I have been develloping HTML/CSS with several designers and as already stated, there is no "silver bullet". The designers I have worked with didn't know much (nothing) about html/css. Some of them had some experience in webdesigning and I must say when they have that knowledge, it always ends up with easier to develop and "better website" especialy when responsiveness an UX is involved.
I guess what some companies looking for a website don't know/ignore is : anybody can say he is a graphic designer/webdevelopper/webdesigner/UI designer with basic knowledge (or even none, yes I have seen that) in either. Whereas "real ones" can go the extra mile and produce maintainable, effective websites. I try to "educate" the client and explain that Webdesigning involves skills that "print only" graphic designers don't have. When this works I usualy send the client towards designers I have already worked with and have a common workflow with.
This said, it often happens for many reasons that you end up building websites with people that have graphic skills and no webdesigning skills. In this situation, the best way I have found to save coding time and not end up with a undevellopable layouts is to be involved in the design process and communicate with the designer and explain what you can/cannot do and what would be simpler/better from your point of view.
Although this can be difficult to organize in some situations, it is capital to explain to the client and the designer that "if you think webdesigning form the bigining of a web project you end up saving time, money and headeachs" and that you will be happy to take part in the designing process to save that time money and headeachs.
This is the worflow I try to follow in most projects :
- The designer builds graphic standards if they don't exist (I usualy don't get involved here. I just try to hint the designer towards web compliant fonts ex: google fonts)
- Mokup made by the designer. I get involved here and work with the designer to build web compliant layouts (especialy for responsive ones) before the client sees it.
- client validates mokup
- I code the mokup
The time I have spend communicating and working with the designer is saved during the coding process and this ends up with simpler, more maintainable and neatter code.
This doesn't save you from a happy designer calling you on friday evening with a very pretty mokup that the client has seen and now wants with this sentence : "Hey pall, could you code this for me, deadline is ... yesterday!" Then the whole theory falls apart and if you are looking for work at that moment, you're good for a headeach all week end.

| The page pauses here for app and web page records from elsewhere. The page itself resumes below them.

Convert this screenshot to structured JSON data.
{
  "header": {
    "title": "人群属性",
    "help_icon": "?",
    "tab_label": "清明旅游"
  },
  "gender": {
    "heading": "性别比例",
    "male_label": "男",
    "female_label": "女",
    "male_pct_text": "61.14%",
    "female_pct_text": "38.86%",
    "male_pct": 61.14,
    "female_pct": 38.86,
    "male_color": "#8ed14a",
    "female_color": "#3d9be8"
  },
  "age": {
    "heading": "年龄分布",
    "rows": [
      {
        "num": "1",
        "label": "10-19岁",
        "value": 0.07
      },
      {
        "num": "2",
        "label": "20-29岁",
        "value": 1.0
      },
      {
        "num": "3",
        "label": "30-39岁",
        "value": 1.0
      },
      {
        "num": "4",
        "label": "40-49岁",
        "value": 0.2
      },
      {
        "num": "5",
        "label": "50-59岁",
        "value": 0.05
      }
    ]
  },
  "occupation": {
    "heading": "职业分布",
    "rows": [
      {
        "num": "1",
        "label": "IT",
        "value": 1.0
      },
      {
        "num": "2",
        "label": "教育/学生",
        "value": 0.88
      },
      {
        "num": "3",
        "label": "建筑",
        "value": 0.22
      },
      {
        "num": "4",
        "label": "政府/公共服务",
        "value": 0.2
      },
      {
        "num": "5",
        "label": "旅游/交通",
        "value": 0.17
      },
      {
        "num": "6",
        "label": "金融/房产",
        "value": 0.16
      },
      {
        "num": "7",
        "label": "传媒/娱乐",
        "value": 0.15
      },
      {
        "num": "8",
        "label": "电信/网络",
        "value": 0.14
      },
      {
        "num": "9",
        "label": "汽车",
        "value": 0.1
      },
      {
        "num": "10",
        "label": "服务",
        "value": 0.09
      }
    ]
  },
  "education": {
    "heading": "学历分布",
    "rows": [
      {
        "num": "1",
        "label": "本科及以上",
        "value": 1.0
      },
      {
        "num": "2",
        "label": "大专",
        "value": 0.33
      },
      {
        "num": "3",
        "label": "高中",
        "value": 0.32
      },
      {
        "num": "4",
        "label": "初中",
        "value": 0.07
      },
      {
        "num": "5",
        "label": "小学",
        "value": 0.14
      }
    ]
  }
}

I don't think this is very different than any code related on not project, the best way to work with other people is to communicate with them.